En Español

Q. Who is Mr. Smarty Plants?

A: There are those who suspect Wildflower Center volunteers are the culpable and capable culprits. Yet, others think staff members play some, albeit small, role. You can torture us with your plant questions, but we will never reveal the Green Guru's secret identity.

Help us grow by giving to the Plant Database Fund or by becoming a member

Did you know you can access the Native Plant Information Network with your web-enabled smartphone?

Share

Ask Mr. Smarty Plants

Ask Mr. Smarty Plants is a free service provided by the staff and volunteers at the Lady Bird Johnson Wildflower Center.

Search Smarty Plants
    
 
See a list of all Smarty Plants questions

Please forgive us, but Mr. Smarty Plants has been overwhelmed by a flood of mail and must take a break for awhile to catch up. We hope to be accepting new questions again soon. Thank you!

Need help with plant identification, visit the plant identification page.

 
rate this answer
Not Yet Rated

Friday - November 11, 2005

From: Phillipsburg, NJ
Region: Mid-Atlantic
Topic: Trees
Title: Questioning native status of Alberta Spruce in New Jersey
Answered by: Joe Marcus

QUESTION:

I am in the process of transforming my yard to native plants. Several years ago I planted a Dwarf Alberta Spruce. I want to be sure this isn't native before I remove it but haven't been able to find anything to confirm this. Could you please verify it isn't native before I dig it up.

ANSWER:

 

First, we commend you for your laudable efforts to create a native plant garden! The question of nativity comes up often and in cases like the one you're asking about the question can be difficult.

 

In a strict sense, Dwarf Alberta Spruce is not remotely native to your area; in a less strict sense, it comes close. Dwarf Alberta Spruce, Picea glauca 'Conica', is a cultivar of White Spruce, Picea glauca. It was discovered and collected near Lake Laggan, Alberta, Canada in 1904 by Alfred Rehder and J.G. Jack, two Arnold Arboretum botanists. They brought the plant back to Boston, found it easy to propagate and released it to the nursery trade a few years later. Dwarf Alberta Spruce and its many progeny have become very important components of the landscaper's palette.

 

In theory at least, Dwarf Alberta Spruce could have arisen and been discovered at any place within its broad range which sweeps across the extreme northern United States and most of Canada. If it had been discovered at the southeastern edge of the species' range in Pennsylvania or New York, you might consider it to be "very nearly native" to New Jersey. So if your garden is to include only those plants native to New Jersey, then it's not a good choice for you. If your criteria are less exacting, let's say the native species of the northeastern US, then Picea glauca will certainly work for you, if not Picea glauca 'Conica'. Finally, if you wish to exclude cultivars of northeastern US native plant species that actually arose in western Canada, then I'm afraid that Dwarf Alberta Spruce will have no place in your garden.

 

More Trees Questions

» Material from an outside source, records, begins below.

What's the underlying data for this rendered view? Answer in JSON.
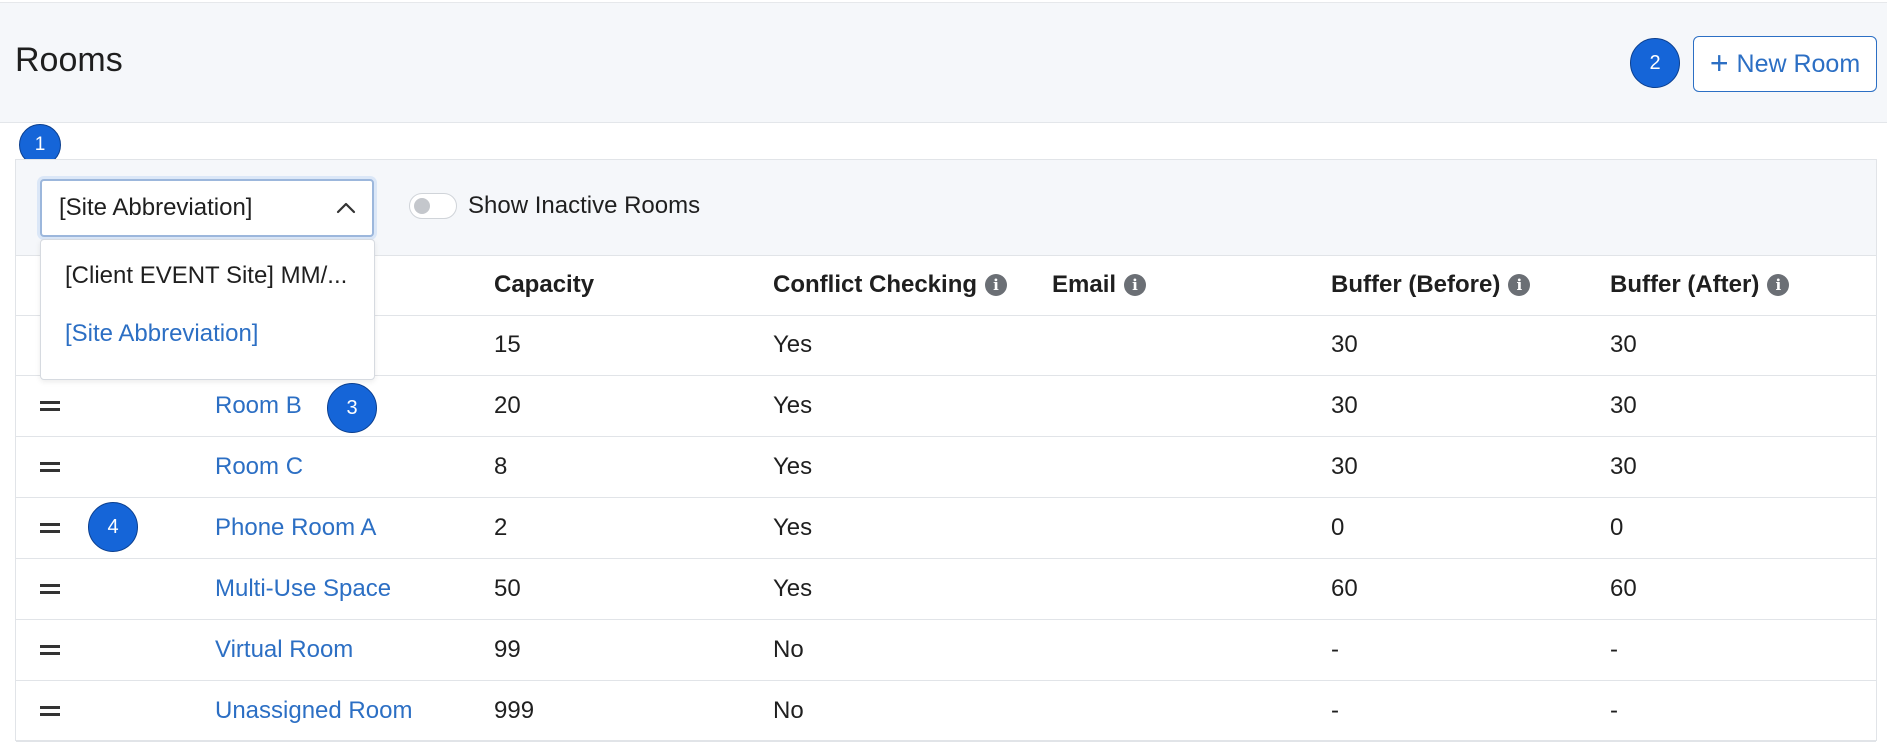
{
  "header": {
    "title": "Rooms",
    "new_room_icon": "+",
    "new_room_label": "New Room"
  },
  "badges": [
    "1",
    "2",
    "3",
    "4"
  ],
  "filters": {
    "site_select_value": "[Site Abbreviation]",
    "site_options": [
      "[Client EVENT Site] MM/...",
      "[Site Abbreviation]"
    ],
    "show_inactive_label": "Show Inactive Rooms",
    "show_inactive_on": false
  },
  "table": {
    "columns": {
      "capacity": "Capacity",
      "conflict": "Conflict Checking",
      "email": "Email",
      "buffer_before": "Buffer (Before)",
      "buffer_after": "Buffer (After)"
    },
    "info_icon_glyph": "i",
    "rows": [
      {
        "name": "",
        "capacity": "15",
        "conflict": "Yes",
        "email": "",
        "buffer_before": "30",
        "buffer_after": "30"
      },
      {
        "name": "Room B",
        "capacity": "20",
        "conflict": "Yes",
        "email": "",
        "buffer_before": "30",
        "buffer_after": "30"
      },
      {
        "name": "Room C",
        "capacity": "8",
        "conflict": "Yes",
        "email": "",
        "buffer_before": "30",
        "buffer_after": "30"
      },
      {
        "name": "Phone Room A",
        "capacity": "2",
        "conflict": "Yes",
        "email": "",
        "buffer_before": "0",
        "buffer_after": "0"
      },
      {
        "name": "Multi-Use Space",
        "capacity": "50",
        "conflict": "Yes",
        "email": "",
        "buffer_before": "60",
        "buffer_after": "60"
      },
      {
        "name": "Virtual Room",
        "capacity": "99",
        "conflict": "No",
        "email": "",
        "buffer_before": "-",
        "buffer_after": "-"
      },
      {
        "name": "Unassigned Room",
        "capacity": "999",
        "conflict": "No",
        "email": "",
        "buffer_before": "-",
        "buffer_after": "-"
      }
    ]
  },
  "colors": {
    "accent": "#2c6fc4",
    "badge": "#1565d8",
    "header_bg": "#f5f7fa"
  }
}
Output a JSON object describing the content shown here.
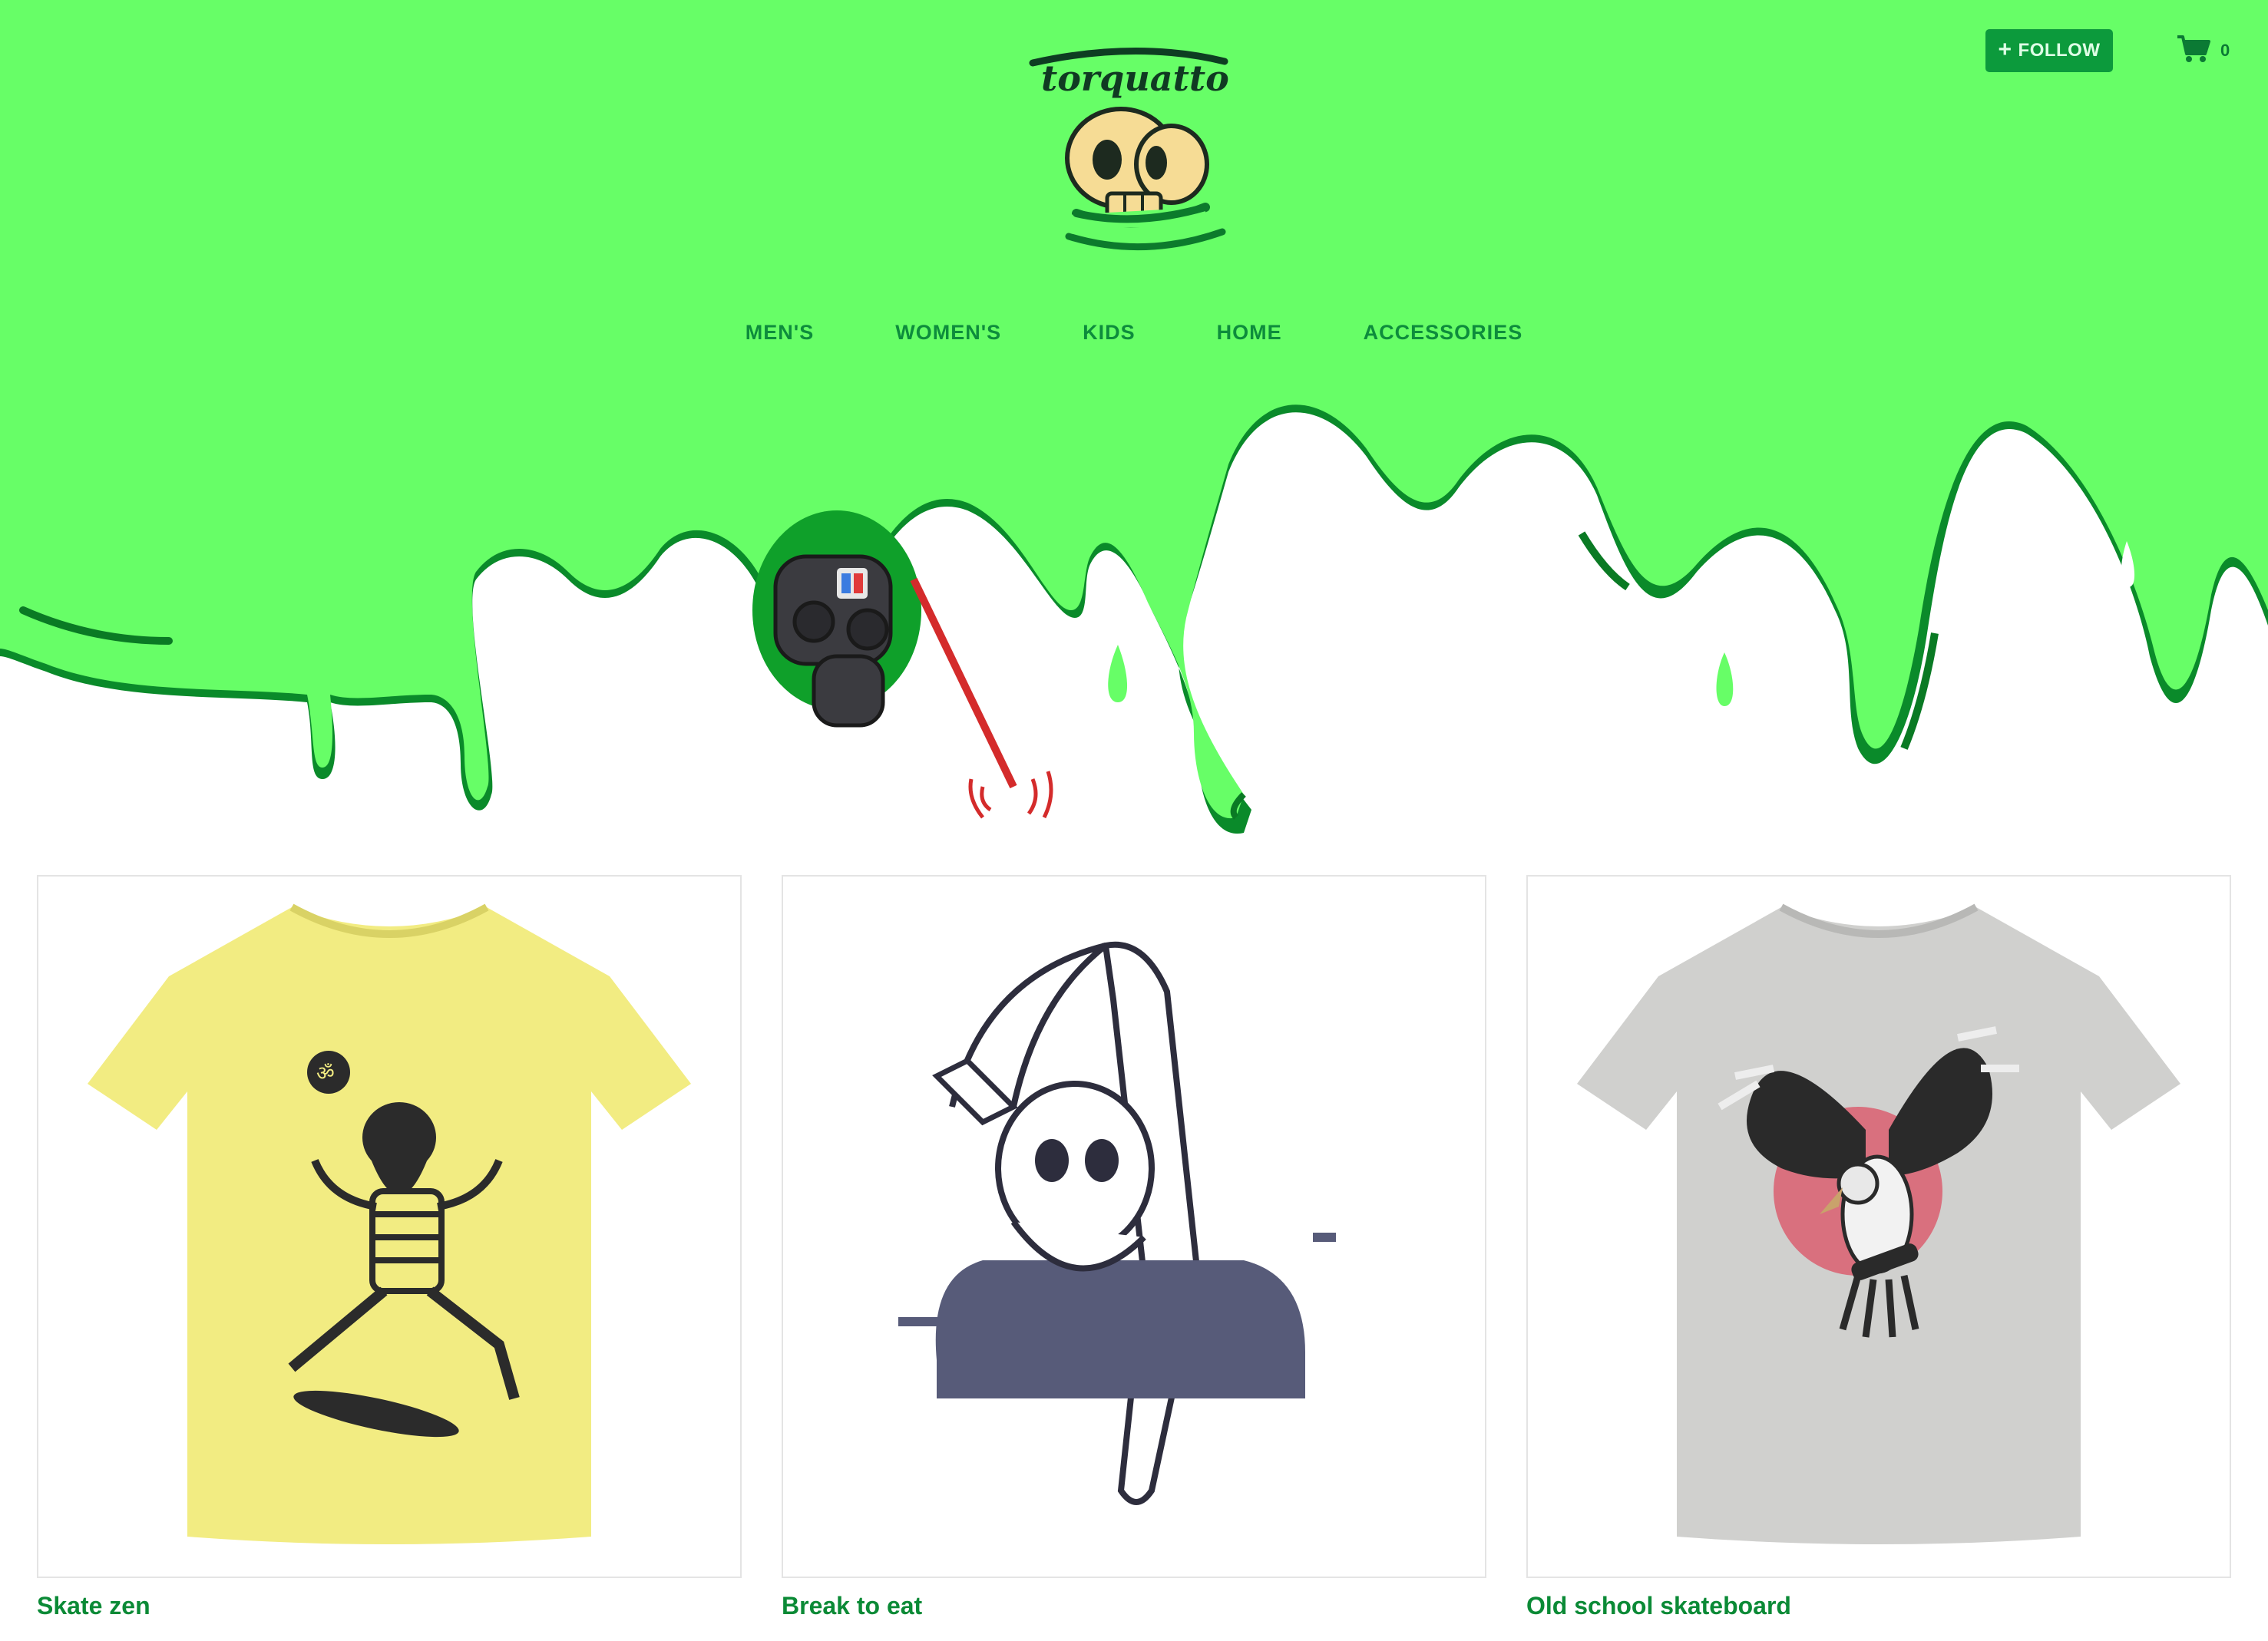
{
  "header": {
    "brand": "torquatto",
    "follow_label": "FOLLOW",
    "cart_count": "0",
    "bg_color": "#67fe67",
    "accent_color": "#0c9a3c"
  },
  "nav": {
    "items": [
      {
        "label": "MEN'S"
      },
      {
        "label": "WOMEN'S"
      },
      {
        "label": "KIDS"
      },
      {
        "label": "HOME"
      },
      {
        "label": "ACCESSORIES"
      }
    ]
  },
  "products": [
    {
      "title": "Skate zen",
      "shirt_color": "#f2ec82"
    },
    {
      "title": "Break to eat",
      "shirt_color": "#ffffff"
    },
    {
      "title": "Old school skateboard",
      "shirt_color": "#d0d0ce"
    }
  ]
}
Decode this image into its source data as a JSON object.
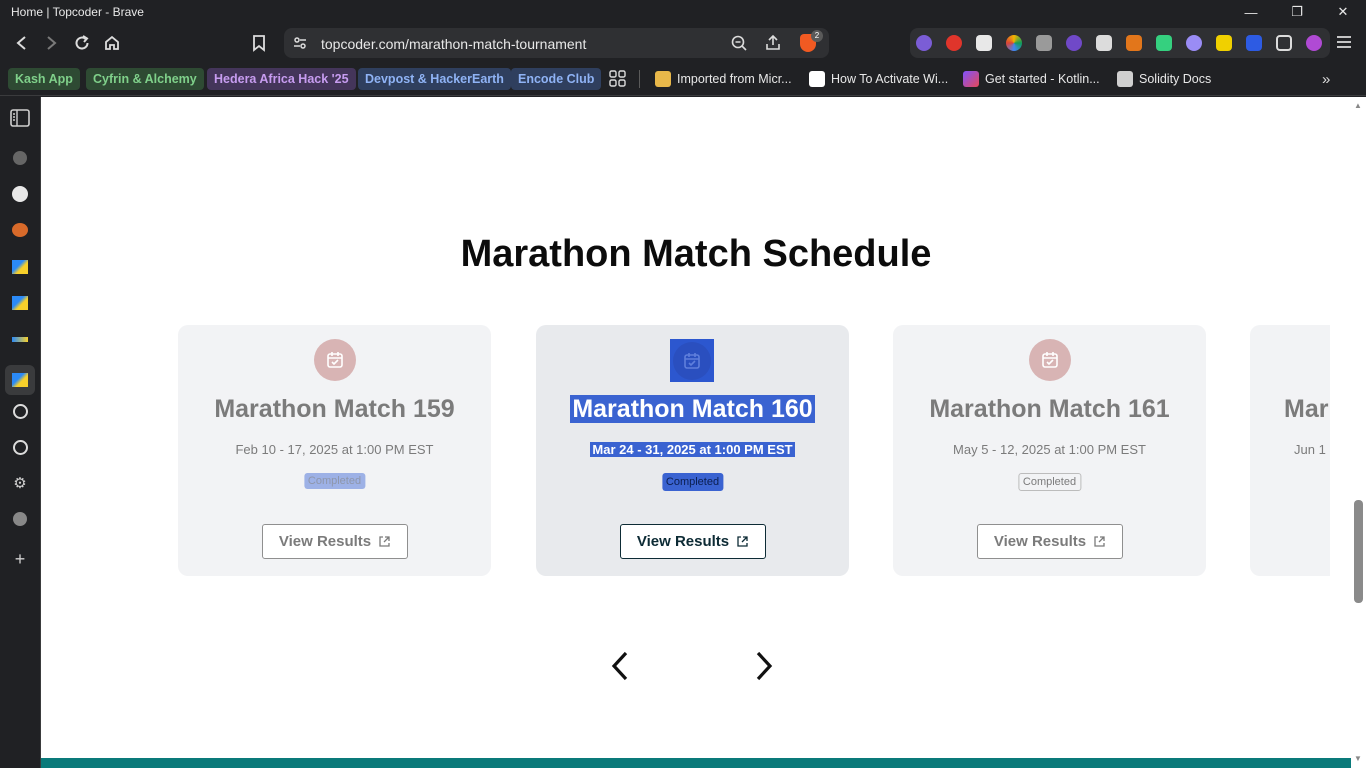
{
  "window": {
    "title": "Home | Topcoder - Brave"
  },
  "address_bar": {
    "url": "topcoder.com/marathon-match-tournament",
    "brave_badge_count": "2"
  },
  "bookmarks": {
    "chips": [
      {
        "label": "Kash App",
        "color": "#7fd08a",
        "bg": "#2e4a33"
      },
      {
        "label": "Cyfrin & Alchemy",
        "color": "#7fd08a",
        "bg": "#2e4a33"
      },
      {
        "label": "Hedera Africa Hack '25",
        "color": "#c79cf0",
        "bg": "#44355a"
      },
      {
        "label": "Devpost & HackerEarth",
        "color": "#8fb3f5",
        "bg": "#2f3f5e"
      },
      {
        "label": "Encode Club",
        "color": "#8fb3f5",
        "bg": "#2f3f5e"
      }
    ],
    "items": [
      {
        "label": "Imported from Micr...",
        "icon": "folder-icon"
      },
      {
        "label": "How To Activate Wi...",
        "icon": "medium-icon"
      },
      {
        "label": "Get started - Kotlin...",
        "icon": "kotlin-icon"
      },
      {
        "label": "Solidity Docs",
        "icon": "solidity-icon"
      }
    ]
  },
  "page": {
    "heading": "Marathon Match Schedule",
    "cards": [
      {
        "title": "Marathon Match 159",
        "date": "Feb 10 - 17, 2025 at 1:00 PM EST",
        "status": "Completed",
        "button": "View Results"
      },
      {
        "title": "Marathon Match 160",
        "date": "Mar 24 - 31, 2025 at 1:00 PM EST",
        "status": "Completed",
        "button": "View Results"
      },
      {
        "title": "Marathon Match 161",
        "date": "May 5 - 12, 2025 at 1:00 PM EST",
        "status": "Completed",
        "button": "View Results"
      },
      {
        "title": "Mar",
        "date": "Jun 1",
        "status": "",
        "button": ""
      }
    ]
  }
}
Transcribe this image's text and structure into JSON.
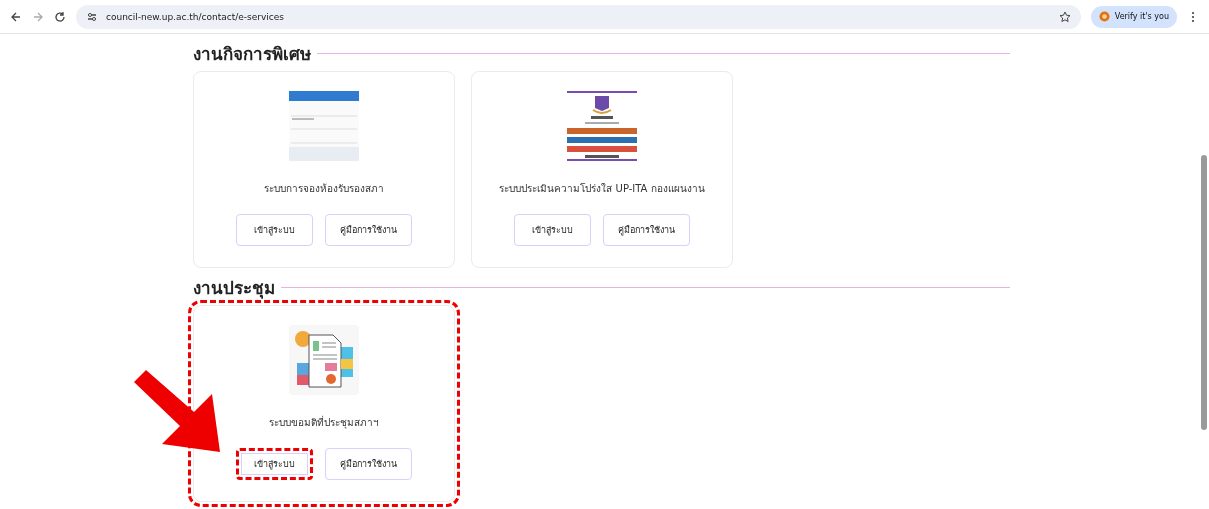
{
  "browser": {
    "url": "council-new.up.ac.th/contact/e-services",
    "profile_button": "Verify it's you"
  },
  "sections": [
    {
      "title": "งานกิจการพิเศษ",
      "cards": [
        {
          "kind": "form",
          "caption": "ระบบการจองห้องรับรองสภา",
          "highlighted": false,
          "buttons": [
            {
              "label": "เข้าสู่ระบบ",
              "highlighted": false
            },
            {
              "label": "คู่มือการใช้งาน",
              "highlighted": false
            }
          ]
        },
        {
          "kind": "portal",
          "caption": "ระบบประเมินความโปร่งใส UP-ITA กองแผนงาน",
          "highlighted": false,
          "buttons": [
            {
              "label": "เข้าสู่ระบบ",
              "highlighted": false
            },
            {
              "label": "คู่มือการใช้งาน",
              "highlighted": false
            }
          ]
        }
      ]
    },
    {
      "title": "งานประชุม",
      "cards": [
        {
          "kind": "documents",
          "caption": "ระบบขอมติที่ประชุมสภาฯ",
          "highlighted": true,
          "buttons": [
            {
              "label": "เข้าสู่ระบบ",
              "highlighted": true
            },
            {
              "label": "คู่มือการใช้งาน",
              "highlighted": false
            }
          ]
        }
      ]
    }
  ],
  "pointer_arrow": true
}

Curling lower leaves on live oak in Cedar Park, TX
June 11, 2009 - I have noticed that one of my live oak tree, the leaves on the bottom of the tree have stared to curl. The leaves above that look fine. The trees are about 12 yrs old. Any suggestions?
view the full question and answer

Native Trees for Pflugerville TX
September 28, 2013 - I'm looking for suggestions on native, drought tolerant conifers that can be located in a Pflugerville landscape under overhead electric lines. Open to Arizona Cypress, but concerned about the height...
view the full question and answer

Ashe Juniper not doing well in San Antonio
April 08, 2010 - A large ash juniper (mountain cedar) in my yard appears to be sick or dying. Approximately 1/4 of the canopy has very sparse needles/green foliage stuff and shaggier than normal bark. It's not brown ...
view the full question and answer

Failure of older branches on Bauhinia lunarioides to thrive
April 27, 2008 - We planted a sapling of the Anacacho Orchid Tree (Bauhinia lunarioides) winter (Jan, Feb?) and now it has leaves and blooms - but only off of new branches near its trunk, as the old branches haven't ...
view the full question and answer

Spot for communion and tree planting on Long Island
February 20, 2012 - I'm planning to combine my son's communion and a tree planting memorial for his uncle/godfather that passed on Valentine's Day. I'm looking for a venue on Long Island that can combine both on May ...
view the full question and answer

Support the Wildflower Center by Donating Online or Becoming a Member today.
E-NEWSLETTER | BECOME A MEMBER | DONATE NOW | MEDIA | JOBS | SITEMAP | STAFF INTRANET
© 2016 Lady Bird Johnson Wildflower Center